=== Task goal ===
The records are to be repeated in full, with the images removed.

'''

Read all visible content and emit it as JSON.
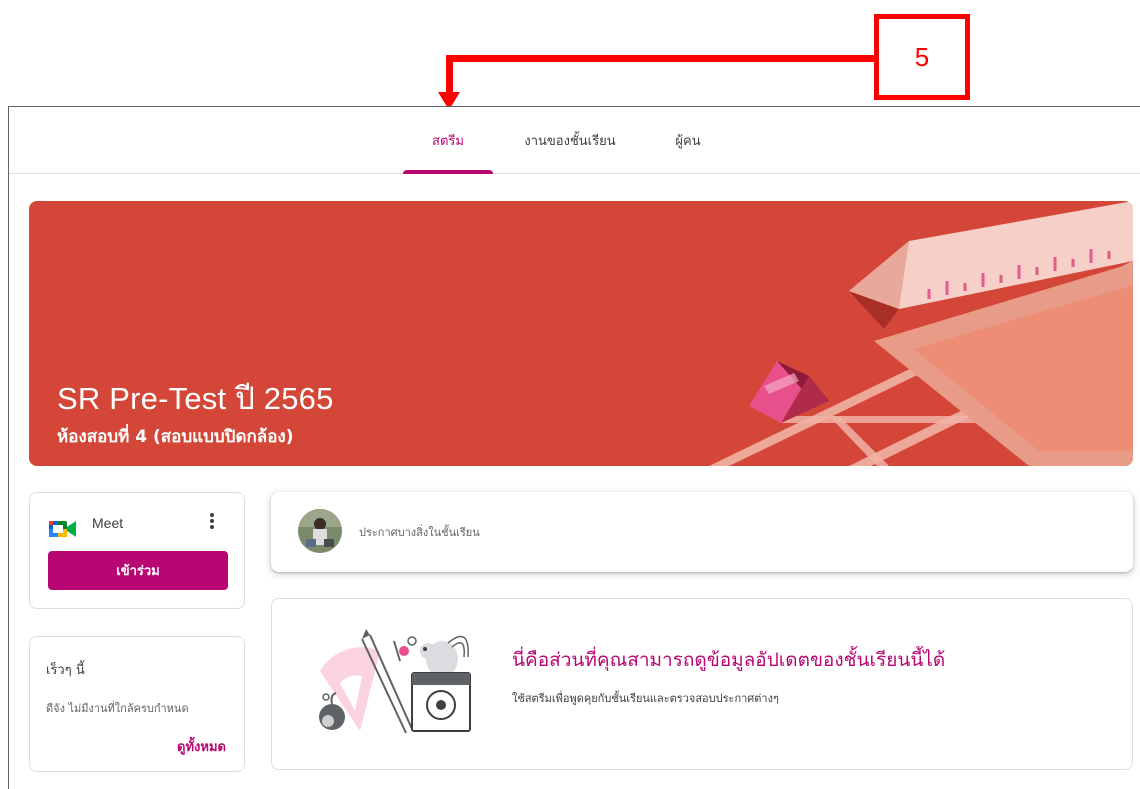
{
  "callout": {
    "number": "5"
  },
  "tabs": [
    {
      "label": "สตรีม",
      "active": true
    },
    {
      "label": "งานของชั้นเรียน",
      "active": false
    },
    {
      "label": "ผู้คน",
      "active": false
    }
  ],
  "banner": {
    "title": "SR Pre-Test ปี 2565",
    "subtitle": "ห้องสอบที่ 4 (สอบแบบปิดกล้อง)",
    "background_color": "#d44638"
  },
  "meet": {
    "label": "Meet",
    "join_label": "เข้าร่วม",
    "logo_icon": "google-meet-icon",
    "menu_icon": "more-vert-icon"
  },
  "upcoming": {
    "title": "เร็วๆ นี้",
    "message": "ดีจัง ไม่มีงานที่ใกล้ครบกำหนด",
    "view_all_label": "ดูทั้งหมด"
  },
  "announce": {
    "placeholder": "ประกาศบางสิ่งในชั้นเรียน"
  },
  "info": {
    "title": "นี่คือส่วนที่คุณสามารถดูข้อมูลอัปเดตของชั้นเรียนนี้ได้",
    "description": "ใช้สตรีมเพื่อพูดคุยกับชั้นเรียนและตรวจสอบประกาศต่างๆ"
  },
  "colors": {
    "accent": "#b80672",
    "callout": "#ff0000"
  }
}
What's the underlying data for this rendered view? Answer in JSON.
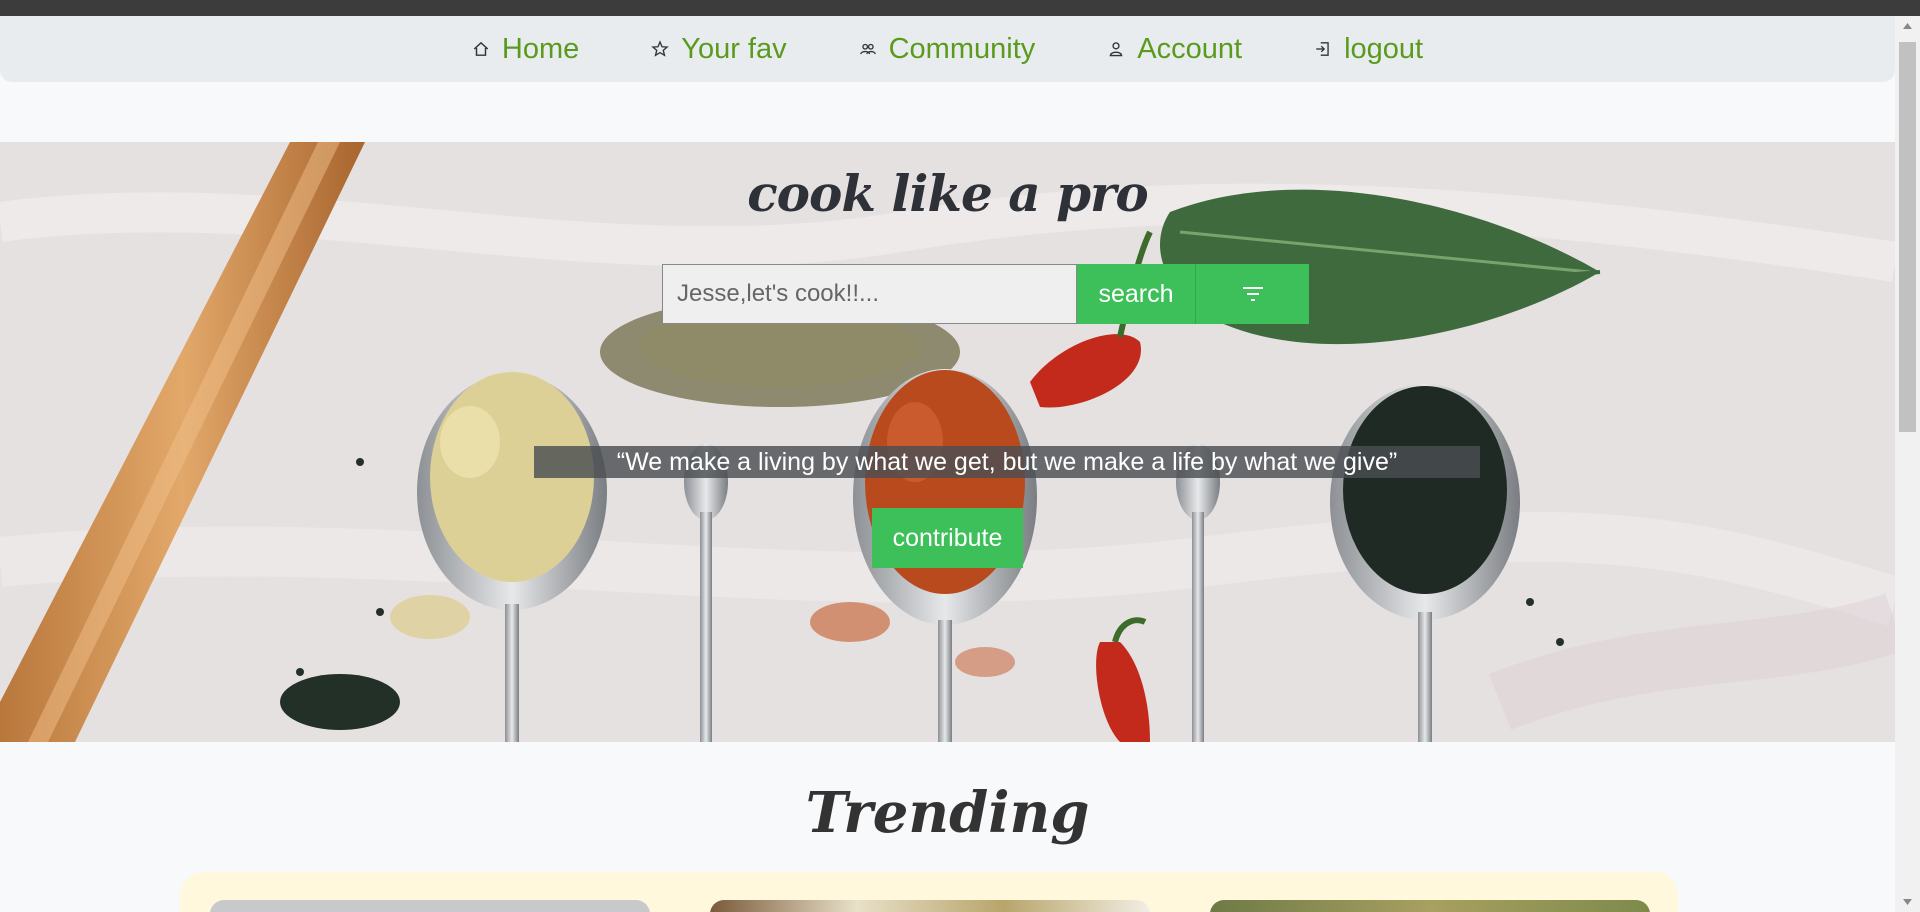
{
  "nav": {
    "items": [
      {
        "label": "Home",
        "icon": "home-icon"
      },
      {
        "label": "Your fav",
        "icon": "star-icon"
      },
      {
        "label": "Community",
        "icon": "users-icon"
      },
      {
        "label": "Account",
        "icon": "user-icon"
      },
      {
        "label": "logout",
        "icon": "logout-icon"
      }
    ]
  },
  "hero": {
    "title": "cook like a pro",
    "search_placeholder": "Jesse,let's cook!!...",
    "search_label": "search",
    "filter_icon": "filter-icon",
    "quote": "“We make a living by what we get, but we make a life by what we give”",
    "contribute_label": "contribute"
  },
  "trending": {
    "title": "Trending"
  },
  "colors": {
    "accent_green": "#3dbf5a",
    "nav_text": "#5a9b1e",
    "nav_bg": "#e9ecef",
    "trending_bg": "#fff8dc"
  }
}
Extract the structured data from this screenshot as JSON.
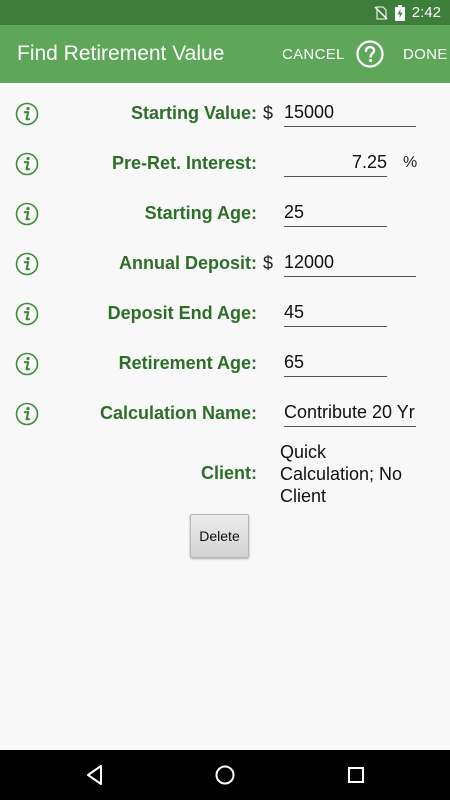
{
  "status_bar": {
    "time": "2:42",
    "icons": [
      "no-sim-icon",
      "battery-charging-icon"
    ]
  },
  "app_bar": {
    "title": "Find Retirement Value",
    "cancel_label": "CANCEL",
    "help_icon": "help-circle-icon",
    "done_label": "DONE"
  },
  "form": {
    "starting_value": {
      "label": "Starting Value:",
      "currency": "$",
      "value": "15000"
    },
    "pre_ret_interest": {
      "label": "Pre-Ret. Interest:",
      "value": "7.25",
      "unit": "%"
    },
    "starting_age": {
      "label": "Starting Age:",
      "value": "25"
    },
    "annual_deposit": {
      "label": "Annual Deposit:",
      "currency": "$",
      "value": "12000"
    },
    "deposit_end_age": {
      "label": "Deposit End Age:",
      "value": "45"
    },
    "retirement_age": {
      "label": "Retirement Age:",
      "value": "65"
    },
    "calculation_name": {
      "label": "Calculation Name:",
      "value": "Contribute 20 Yr"
    },
    "client": {
      "label": "Client:",
      "value": "Quick Calculation; No Client"
    }
  },
  "delete_label": "Delete",
  "colors": {
    "status_bar": "#3f7d3b",
    "app_bar": "#5ea65a",
    "label_green": "#2d6e29",
    "background": "#f8f8f8"
  }
}
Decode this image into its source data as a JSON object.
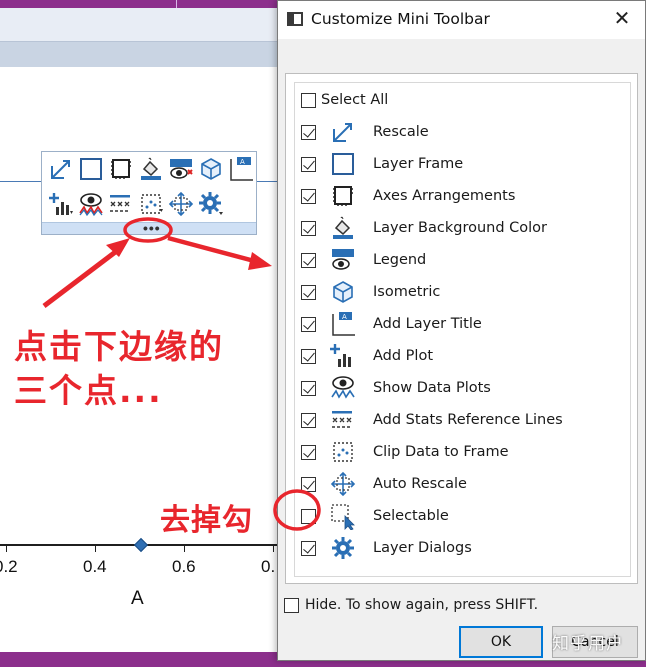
{
  "plot": {
    "tick_labels": [
      "0.2",
      "0.4",
      "0.6",
      "0."
    ],
    "axis_title": "A"
  },
  "mini_toolbar": {
    "dots": "•••"
  },
  "annotations": {
    "main_line1": "点击下边缘的",
    "main_line2": "三个点...",
    "remove_check": "去掉勾",
    "color": "#e8262d"
  },
  "dialog": {
    "title": "Customize Mini Toolbar",
    "close_glyph": "✕",
    "select_all": {
      "label": "Select All",
      "checked": false
    },
    "items": [
      {
        "label": "Rescale",
        "checked": true,
        "icon": "rescale-icon"
      },
      {
        "label": "Layer Frame",
        "checked": true,
        "icon": "layer-frame-icon"
      },
      {
        "label": "Axes Arrangements",
        "checked": true,
        "icon": "axes-arrangements-icon"
      },
      {
        "label": "Layer Background Color",
        "checked": true,
        "icon": "paint-bucket-icon"
      },
      {
        "label": "Legend",
        "checked": true,
        "icon": "legend-icon"
      },
      {
        "label": "Isometric",
        "checked": true,
        "icon": "isometric-cube-icon"
      },
      {
        "label": "Add Layer Title",
        "checked": true,
        "icon": "layer-title-icon"
      },
      {
        "label": "Add Plot",
        "checked": true,
        "icon": "add-plot-icon"
      },
      {
        "label": "Show Data Plots",
        "checked": true,
        "icon": "eye-plot-icon"
      },
      {
        "label": "Add Stats Reference Lines",
        "checked": true,
        "icon": "stats-lines-icon"
      },
      {
        "label": "Clip Data to Frame",
        "checked": true,
        "icon": "clip-frame-icon"
      },
      {
        "label": "Auto Rescale",
        "checked": true,
        "icon": "auto-rescale-icon"
      },
      {
        "label": "Selectable",
        "checked": false,
        "icon": "selectable-cursor-icon"
      },
      {
        "label": "Layer Dialogs",
        "checked": true,
        "icon": "gear-icon"
      }
    ],
    "hide_option": {
      "label": "Hide. To show again, press SHIFT.",
      "checked": false
    },
    "ok_label": "OK",
    "cancel_label": "Cancel"
  },
  "watermark": "知乎用户"
}
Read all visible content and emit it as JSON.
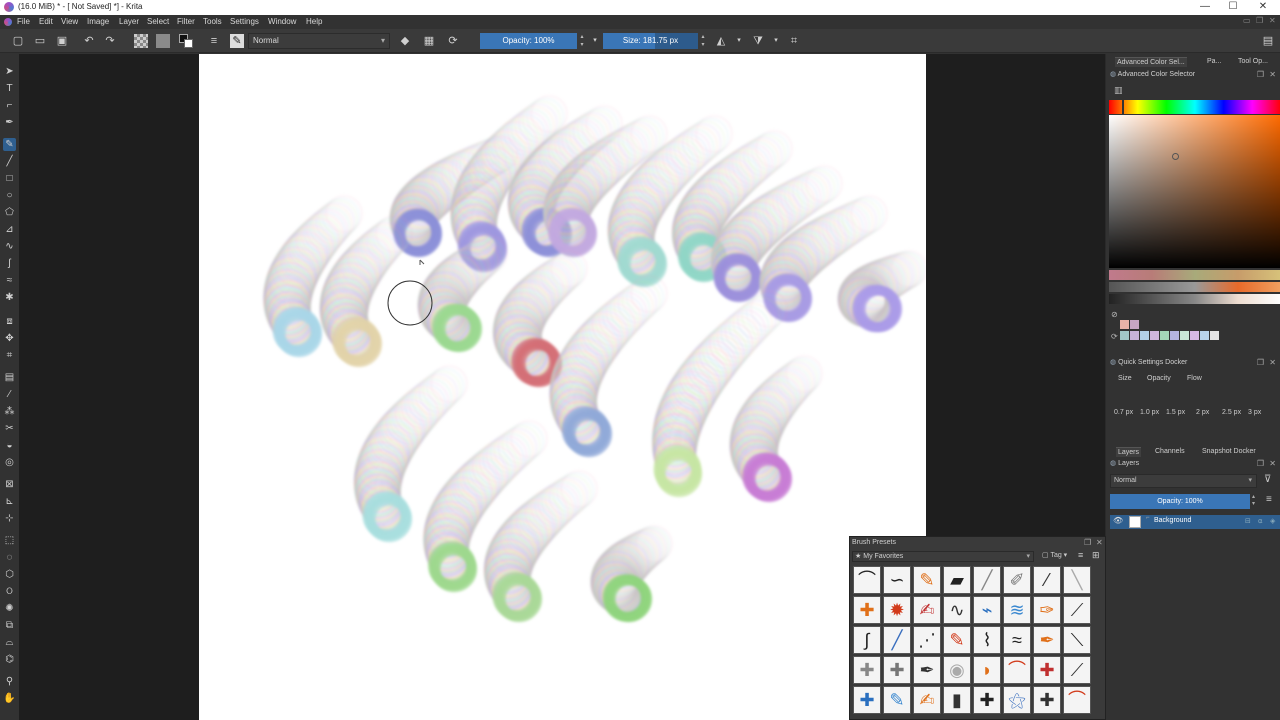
{
  "window": {
    "title": "(16.0 MiB)  * - [ Not Saved]  *] - Krita",
    "minimize": "—",
    "maximize": "☐",
    "close": "✕"
  },
  "menu": [
    "File",
    "Edit",
    "View",
    "Image",
    "Layer",
    "Select",
    "Filter",
    "Tools",
    "Settings",
    "Window",
    "Help"
  ],
  "toolbar": {
    "blend_mode": "Normal",
    "opacity_label": "Opacity: 100%",
    "opacity_value": 1.0,
    "size_label": "Size: 181.75 px",
    "size_fraction": 0.55
  },
  "docker": {
    "top_tabs": [
      "Advanced Color Sel...",
      "Pa...",
      "Tool Op..."
    ],
    "color_selector_title": "Advanced Color Selector",
    "quick_settings_title": "Quick Settings Docker",
    "quick_tabs": [
      "Size",
      "Opacity",
      "Flow"
    ],
    "size_presets": [
      "0.7 px",
      "1.0 px",
      "1.5 px",
      "2 px",
      "2.5 px",
      "3 px"
    ],
    "layer_tabs": [
      "Layers",
      "Channels",
      "Snapshot Docker"
    ],
    "layers_title": "Layers",
    "layer_blend": "Normal",
    "layer_opacity": "Opacity:  100%",
    "layers": [
      {
        "name": "Background"
      }
    ]
  },
  "brush_presets": {
    "title": "Brush Presets",
    "tag": "My Favorites",
    "tag_button": "Tag"
  },
  "colors": {
    "accent": "#3a76b7",
    "panel": "#323232",
    "canvas": "#ffffff"
  }
}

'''

=== Written answer ===
Read all visible content and emit it as JSON.
{
  "callout": {
    "number": "5"
  },
  "tabs": [
    {
      "label": "สตรีม",
      "active": true
    },
    {
      "label": "งานของชั้นเรียน",
      "active": false
    },
    {
      "label": "ผู้คน",
      "active": false
    }
  ],
  "banner": {
    "title": "SR Pre-Test ปี 2565",
    "subtitle": "ห้องสอบที่ 4 (สอบแบบปิดกล้อง)",
    "background_color": "#d44638"
  },
  "meet": {
    "label": "Meet",
    "join_label": "เข้าร่วม",
    "logo_icon": "google-meet-icon",
    "menu_icon": "more-vert-icon"
  },
  "upcoming": {
    "title": "เร็วๆ นี้",
    "message": "ดีจัง ไม่มีงานที่ใกล้ครบกำหนด",
    "view_all_label": "ดูทั้งหมด"
  },
  "announce": {
    "placeholder": "ประกาศบางสิ่งในชั้นเรียน"
  },
  "info": {
    "title": "นี่คือส่วนที่คุณสามารถดูข้อมูลอัปเดตของชั้นเรียนนี้ได้",
    "description": "ใช้สตรีมเพื่อพูดคุยกับชั้นเรียนและตรวจสอบประกาศต่างๆ"
  },
  "colors": {
    "accent": "#b80672",
    "callout": "#ff0000"
  }
}
What's the underlying data for this rendered view? Answer in JSON.
{
  "nav": {
    "items": [
      {
        "label": "Home",
        "icon": "home-icon"
      },
      {
        "label": "Your fav",
        "icon": "star-icon"
      },
      {
        "label": "Community",
        "icon": "users-icon"
      },
      {
        "label": "Account",
        "icon": "user-icon"
      },
      {
        "label": "logout",
        "icon": "logout-icon"
      }
    ]
  },
  "hero": {
    "title": "cook like a pro",
    "search_placeholder": "Jesse,let's cook!!...",
    "search_label": "search",
    "filter_icon": "filter-icon",
    "quote": "“We make a living by what we get, but we make a life by what we give”",
    "contribute_label": "contribute"
  },
  "trending": {
    "title": "Trending"
  },
  "colors": {
    "accent_green": "#3dbf5a",
    "nav_text": "#5a9b1e",
    "nav_bg": "#e9ecef",
    "trending_bg": "#fff8dc"
  }
}
Extract the structured data from this screenshot as JSON.
{
  "status_bar": {
    "time": "2:42",
    "icons": [
      "no-sim-icon",
      "battery-charging-icon"
    ]
  },
  "app_bar": {
    "title": "Find Retirement Value",
    "cancel_label": "CANCEL",
    "help_icon": "help-circle-icon",
    "done_label": "DONE"
  },
  "form": {
    "starting_value": {
      "label": "Starting Value:",
      "currency": "$",
      "value": "15000"
    },
    "pre_ret_interest": {
      "label": "Pre-Ret. Interest:",
      "value": "7.25",
      "unit": "%"
    },
    "starting_age": {
      "label": "Starting Age:",
      "value": "25"
    },
    "annual_deposit": {
      "label": "Annual Deposit:",
      "currency": "$",
      "value": "12000"
    },
    "deposit_end_age": {
      "label": "Deposit End Age:",
      "value": "45"
    },
    "retirement_age": {
      "label": "Retirement Age:",
      "value": "65"
    },
    "calculation_name": {
      "label": "Calculation Name:",
      "value": "Contribute 20 Yr"
    },
    "client": {
      "label": "Client:",
      "value": "Quick Calculation; No Client"
    }
  },
  "delete_label": "Delete",
  "colors": {
    "status_bar": "#3f7d3b",
    "app_bar": "#5ea65a",
    "label_green": "#2d6e29",
    "background": "#f8f8f8"
  }
}
Decode this image into its source data as a JSON object.
{
  "plot": {
    "tick_labels": [
      "0.2",
      "0.4",
      "0.6",
      "0."
    ],
    "axis_title": "A"
  },
  "mini_toolbar": {
    "dots": "•••"
  },
  "annotations": {
    "main_line1": "点击下边缘的",
    "main_line2": "三个点...",
    "remove_check": "去掉勾",
    "color": "#e8262d"
  },
  "dialog": {
    "title": "Customize Mini Toolbar",
    "close_glyph": "✕",
    "select_all": {
      "label": "Select All",
      "checked": false
    },
    "items": [
      {
        "label": "Rescale",
        "checked": true,
        "icon": "rescale-icon"
      },
      {
        "label": "Layer Frame",
        "checked": true,
        "icon": "layer-frame-icon"
      },
      {
        "label": "Axes Arrangements",
        "checked": true,
        "icon": "axes-arrangements-icon"
      },
      {
        "label": "Layer Background Color",
        "checked": true,
        "icon": "paint-bucket-icon"
      },
      {
        "label": "Legend",
        "checked": true,
        "icon": "legend-icon"
      },
      {
        "label": "Isometric",
        "checked": true,
        "icon": "isometric-cube-icon"
      },
      {
        "label": "Add Layer Title",
        "checked": true,
        "icon": "layer-title-icon"
      },
      {
        "label": "Add Plot",
        "checked": true,
        "icon": "add-plot-icon"
      },
      {
        "label": "Show Data Plots",
        "checked": true,
        "icon": "eye-plot-icon"
      },
      {
        "label": "Add Stats Reference Lines",
        "checked": true,
        "icon": "stats-lines-icon"
      },
      {
        "label": "Clip Data to Frame",
        "checked": true,
        "icon": "clip-frame-icon"
      },
      {
        "label": "Auto Rescale",
        "checked": true,
        "icon": "auto-rescale-icon"
      },
      {
        "label": "Selectable",
        "checked": false,
        "icon": "selectable-cursor-icon"
      },
      {
        "label": "Layer Dialogs",
        "checked": true,
        "icon": "gear-icon"
      }
    ],
    "hide_option": {
      "label": "Hide. To show again, press SHIFT.",
      "checked": false
    },
    "ok_label": "OK",
    "cancel_label": "Cancel"
  },
  "watermark": "知乎用户"
}
Read all visible content and emit it as JSON.
{
  "window": {
    "title": "(16.0 MiB)  * - [ Not Saved]  *] - Krita",
    "minimize": "—",
    "maximize": "☐",
    "close": "✕"
  },
  "menu": [
    "File",
    "Edit",
    "View",
    "Image",
    "Layer",
    "Select",
    "Filter",
    "Tools",
    "Settings",
    "Window",
    "Help"
  ],
  "toolbar": {
    "blend_mode": "Normal",
    "opacity_label": "Opacity: 100%",
    "opacity_value": 1.0,
    "size_label": "Size: 181.75 px",
    "size_fraction": 0.55
  },
  "docker": {
    "top_tabs": [
      "Advanced Color Sel...",
      "Pa...",
      "Tool Op..."
    ],
    "color_selector_title": "Advanced Color Selector",
    "quick_settings_title": "Quick Settings Docker",
    "quick_tabs": [
      "Size",
      "Opacity",
      "Flow"
    ],
    "size_presets": [
      "0.7 px",
      "1.0 px",
      "1.5 px",
      "2 px",
      "2.5 px",
      "3 px"
    ],
    "layer_tabs": [
      "Layers",
      "Channels",
      "Snapshot Docker"
    ],
    "layers_title": "Layers",
    "layer_blend": "Normal",
    "layer_opacity": "Opacity:  100%",
    "layers": [
      {
        "name": "Background"
      }
    ]
  },
  "brush_presets": {
    "title": "Brush Presets",
    "tag": "My Favorites",
    "tag_button": "Tag"
  },
  "colors": {
    "accent": "#3a76b7",
    "panel": "#323232",
    "canvas": "#ffffff"
  }
}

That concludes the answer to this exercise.